* **What is being asked**: What is needed is an exact copy of the records below, without the pictures.

* **Records provided**:
== Segment start ==

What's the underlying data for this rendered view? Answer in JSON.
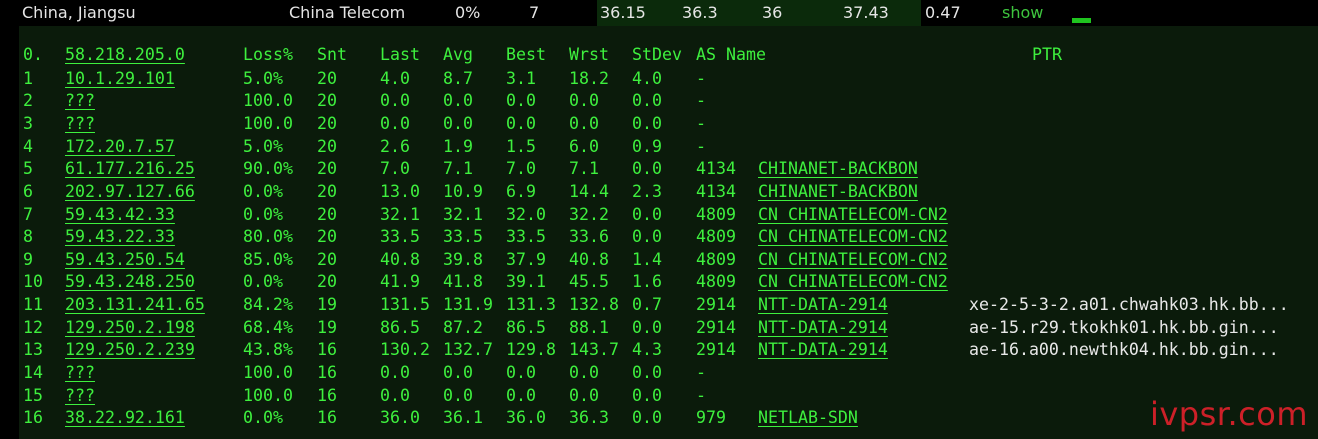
{
  "header": {
    "location": "China, Jiangsu",
    "isp": "China Telecom",
    "loss": "0%",
    "sent": "7",
    "last": "36.15",
    "avg": "36.3",
    "best": "36",
    "worst": "37.43",
    "stdev": "0.47",
    "action": "show"
  },
  "columns": {
    "loss": "Loss%",
    "snt": "Snt",
    "last": "Last",
    "avg": "Avg",
    "best": "Best",
    "wrst": "Wrst",
    "stdev": "StDev",
    "asname": "AS Name",
    "ptr": "PTR"
  },
  "origin": {
    "hop": "0.",
    "ip": "58.218.205.0"
  },
  "hops": [
    {
      "hop": "1",
      "ip": "10.1.29.101",
      "loss": "5.0%",
      "snt": "20",
      "last": "4.0",
      "avg": "8.7",
      "best": "3.1",
      "wrst": "18.2",
      "stdev": "4.0",
      "as": "-",
      "asname": "",
      "ptr": ""
    },
    {
      "hop": "2",
      "ip": "???",
      "loss": "100.0",
      "snt": "20",
      "last": "0.0",
      "avg": "0.0",
      "best": "0.0",
      "wrst": "0.0",
      "stdev": "0.0",
      "as": "-",
      "asname": "",
      "ptr": ""
    },
    {
      "hop": "3",
      "ip": "???",
      "loss": "100.0",
      "snt": "20",
      "last": "0.0",
      "avg": "0.0",
      "best": "0.0",
      "wrst": "0.0",
      "stdev": "0.0",
      "as": "-",
      "asname": "",
      "ptr": ""
    },
    {
      "hop": "4",
      "ip": "172.20.7.57",
      "loss": "5.0%",
      "snt": "20",
      "last": "2.6",
      "avg": "1.9",
      "best": "1.5",
      "wrst": "6.0",
      "stdev": "0.9",
      "as": "-",
      "asname": "",
      "ptr": ""
    },
    {
      "hop": "5",
      "ip": "61.177.216.25",
      "loss": "90.0%",
      "snt": "20",
      "last": "7.0",
      "avg": "7.1",
      "best": "7.0",
      "wrst": "7.1",
      "stdev": "0.0",
      "as": "4134",
      "asname": "CHINANET-BACKBON",
      "ptr": ""
    },
    {
      "hop": "6",
      "ip": "202.97.127.66",
      "loss": "0.0%",
      "snt": "20",
      "last": "13.0",
      "avg": "10.9",
      "best": "6.9",
      "wrst": "14.4",
      "stdev": "2.3",
      "as": "4134",
      "asname": "CHINANET-BACKBON",
      "ptr": ""
    },
    {
      "hop": "7",
      "ip": "59.43.42.33",
      "loss": "0.0%",
      "snt": "20",
      "last": "32.1",
      "avg": "32.1",
      "best": "32.0",
      "wrst": "32.2",
      "stdev": "0.0",
      "as": "4809",
      "asname": "CN CHINATELECOM-CN2",
      "ptr": ""
    },
    {
      "hop": "8",
      "ip": "59.43.22.33",
      "loss": "80.0%",
      "snt": "20",
      "last": "33.5",
      "avg": "33.5",
      "best": "33.5",
      "wrst": "33.6",
      "stdev": "0.0",
      "as": "4809",
      "asname": "CN CHINATELECOM-CN2",
      "ptr": ""
    },
    {
      "hop": "9",
      "ip": "59.43.250.54",
      "loss": "85.0%",
      "snt": "20",
      "last": "40.8",
      "avg": "39.8",
      "best": "37.9",
      "wrst": "40.8",
      "stdev": "1.4",
      "as": "4809",
      "asname": "CN CHINATELECOM-CN2",
      "ptr": ""
    },
    {
      "hop": "10",
      "ip": "59.43.248.250",
      "loss": "0.0%",
      "snt": "20",
      "last": "41.9",
      "avg": "41.8",
      "best": "39.1",
      "wrst": "45.5",
      "stdev": "1.6",
      "as": "4809",
      "asname": "CN CHINATELECOM-CN2",
      "ptr": ""
    },
    {
      "hop": "11",
      "ip": "203.131.241.65",
      "loss": "84.2%",
      "snt": "19",
      "last": "131.5",
      "avg": "131.9",
      "best": "131.3",
      "wrst": "132.8",
      "stdev": "0.7",
      "as": "2914",
      "asname": "NTT-DATA-2914",
      "ptr": "xe-2-5-3-2.a01.chwahk03.hk.bb..."
    },
    {
      "hop": "12",
      "ip": "129.250.2.198",
      "loss": "68.4%",
      "snt": "19",
      "last": "86.5",
      "avg": "87.2",
      "best": "86.5",
      "wrst": "88.1",
      "stdev": "0.0",
      "as": "2914",
      "asname": "NTT-DATA-2914",
      "ptr": "ae-15.r29.tkokhk01.hk.bb.gin..."
    },
    {
      "hop": "13",
      "ip": "129.250.2.239",
      "loss": "43.8%",
      "snt": "16",
      "last": "130.2",
      "avg": "132.7",
      "best": "129.8",
      "wrst": "143.7",
      "stdev": "4.3",
      "as": "2914",
      "asname": "NTT-DATA-2914",
      "ptr": "ae-16.a00.newthk04.hk.bb.gin..."
    },
    {
      "hop": "14",
      "ip": "???",
      "loss": "100.0",
      "snt": "16",
      "last": "0.0",
      "avg": "0.0",
      "best": "0.0",
      "wrst": "0.0",
      "stdev": "0.0",
      "as": "-",
      "asname": "",
      "ptr": ""
    },
    {
      "hop": "15",
      "ip": "???",
      "loss": "100.0",
      "snt": "16",
      "last": "0.0",
      "avg": "0.0",
      "best": "0.0",
      "wrst": "0.0",
      "stdev": "0.0",
      "as": "-",
      "asname": "",
      "ptr": ""
    },
    {
      "hop": "16",
      "ip": "38.22.92.161",
      "loss": "0.0%",
      "snt": "16",
      "last": "36.0",
      "avg": "36.1",
      "best": "36.0",
      "wrst": "36.3",
      "stdev": "0.0",
      "as": "979",
      "asname": "NETLAB-SDN",
      "ptr": ""
    }
  ],
  "watermark": "ivpsr.com",
  "colors": {
    "terminal_text": "#3ef03e",
    "panel_bg": "#0b1b0b",
    "header_highlight": "#0b2a0b",
    "watermark": "#d8212a"
  }
}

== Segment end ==

* **Response box**:
What's the underlying data for this rendered view? Answer in JSON.
{
  "header": {
    "location": "China, Jiangsu",
    "isp": "China Telecom",
    "loss": "0%",
    "sent": "7",
    "last": "36.15",
    "avg": "36.3",
    "best": "36",
    "worst": "37.43",
    "stdev": "0.47",
    "action": "show"
  },
  "columns": {
    "loss": "Loss%",
    "snt": "Snt",
    "last": "Last",
    "avg": "Avg",
    "best": "Best",
    "wrst": "Wrst",
    "stdev": "StDev",
    "asname": "AS Name",
    "ptr": "PTR"
  },
  "origin": {
    "hop": "0.",
    "ip": "58.218.205.0"
  },
  "hops": [
    {
      "hop": "1",
      "ip": "10.1.29.101",
      "loss": "5.0%",
      "snt": "20",
      "last": "4.0",
      "avg": "8.7",
      "best": "3.1",
      "wrst": "18.2",
      "stdev": "4.0",
      "as": "-",
      "asname": "",
      "ptr": ""
    },
    {
      "hop": "2",
      "ip": "???",
      "loss": "100.0",
      "snt": "20",
      "last": "0.0",
      "avg": "0.0",
      "best": "0.0",
      "wrst": "0.0",
      "stdev": "0.0",
      "as": "-",
      "asname": "",
      "ptr": ""
    },
    {
      "hop": "3",
      "ip": "???",
      "loss": "100.0",
      "snt": "20",
      "last": "0.0",
      "avg": "0.0",
      "best": "0.0",
      "wrst": "0.0",
      "stdev": "0.0",
      "as": "-",
      "asname": "",
      "ptr": ""
    },
    {
      "hop": "4",
      "ip": "172.20.7.57",
      "loss": "5.0%",
      "snt": "20",
      "last": "2.6",
      "avg": "1.9",
      "best": "1.5",
      "wrst": "6.0",
      "stdev": "0.9",
      "as": "-",
      "asname": "",
      "ptr": ""
    },
    {
      "hop": "5",
      "ip": "61.177.216.25",
      "loss": "90.0%",
      "snt": "20",
      "last": "7.0",
      "avg": "7.1",
      "best": "7.0",
      "wrst": "7.1",
      "stdev": "0.0",
      "as": "4134",
      "asname": "CHINANET-BACKBON",
      "ptr": ""
    },
    {
      "hop": "6",
      "ip": "202.97.127.66",
      "loss": "0.0%",
      "snt": "20",
      "last": "13.0",
      "avg": "10.9",
      "best": "6.9",
      "wrst": "14.4",
      "stdev": "2.3",
      "as": "4134",
      "asname": "CHINANET-BACKBON",
      "ptr": ""
    },
    {
      "hop": "7",
      "ip": "59.43.42.33",
      "loss": "0.0%",
      "snt": "20",
      "last": "32.1",
      "avg": "32.1",
      "best": "32.0",
      "wrst": "32.2",
      "stdev": "0.0",
      "as": "4809",
      "asname": "CN CHINATELECOM-CN2",
      "ptr": ""
    },
    {
      "hop": "8",
      "ip": "59.43.22.33",
      "loss": "80.0%",
      "snt": "20",
      "last": "33.5",
      "avg": "33.5",
      "best": "33.5",
      "wrst": "33.6",
      "stdev": "0.0",
      "as": "4809",
      "asname": "CN CHINATELECOM-CN2",
      "ptr": ""
    },
    {
      "hop": "9",
      "ip": "59.43.250.54",
      "loss": "85.0%",
      "snt": "20",
      "last": "40.8",
      "avg": "39.8",
      "best": "37.9",
      "wrst": "40.8",
      "stdev": "1.4",
      "as": "4809",
      "asname": "CN CHINATELECOM-CN2",
      "ptr": ""
    },
    {
      "hop": "10",
      "ip": "59.43.248.250",
      "loss": "0.0%",
      "snt": "20",
      "last": "41.9",
      "avg": "41.8",
      "best": "39.1",
      "wrst": "45.5",
      "stdev": "1.6",
      "as": "4809",
      "asname": "CN CHINATELECOM-CN2",
      "ptr": ""
    },
    {
      "hop": "11",
      "ip": "203.131.241.65",
      "loss": "84.2%",
      "snt": "19",
      "last": "131.5",
      "avg": "131.9",
      "best": "131.3",
      "wrst": "132.8",
      "stdev": "0.7",
      "as": "2914",
      "asname": "NTT-DATA-2914",
      "ptr": "xe-2-5-3-2.a01.chwahk03.hk.bb..."
    },
    {
      "hop": "12",
      "ip": "129.250.2.198",
      "loss": "68.4%",
      "snt": "19",
      "last": "86.5",
      "avg": "87.2",
      "best": "86.5",
      "wrst": "88.1",
      "stdev": "0.0",
      "as": "2914",
      "asname": "NTT-DATA-2914",
      "ptr": "ae-15.r29.tkokhk01.hk.bb.gin..."
    },
    {
      "hop": "13",
      "ip": "129.250.2.239",
      "loss": "43.8%",
      "snt": "16",
      "last": "130.2",
      "avg": "132.7",
      "best": "129.8",
      "wrst": "143.7",
      "stdev": "4.3",
      "as": "2914",
      "asname": "NTT-DATA-2914",
      "ptr": "ae-16.a00.newthk04.hk.bb.gin..."
    },
    {
      "hop": "14",
      "ip": "???",
      "loss": "100.0",
      "snt": "16",
      "last": "0.0",
      "avg": "0.0",
      "best": "0.0",
      "wrst": "0.0",
      "stdev": "0.0",
      "as": "-",
      "asname": "",
      "ptr": ""
    },
    {
      "hop": "15",
      "ip": "???",
      "loss": "100.0",
      "snt": "16",
      "last": "0.0",
      "avg": "0.0",
      "best": "0.0",
      "wrst": "0.0",
      "stdev": "0.0",
      "as": "-",
      "asname": "",
      "ptr": ""
    },
    {
      "hop": "16",
      "ip": "38.22.92.161",
      "loss": "0.0%",
      "snt": "16",
      "last": "36.0",
      "avg": "36.1",
      "best": "36.0",
      "wrst": "36.3",
      "stdev": "0.0",
      "as": "979",
      "asname": "NETLAB-SDN",
      "ptr": ""
    }
  ],
  "watermark": "ivpsr.com",
  "colors": {
    "terminal_text": "#3ef03e",
    "panel_bg": "#0b1b0b",
    "header_highlight": "#0b2a0b",
    "watermark": "#d8212a"
  }
}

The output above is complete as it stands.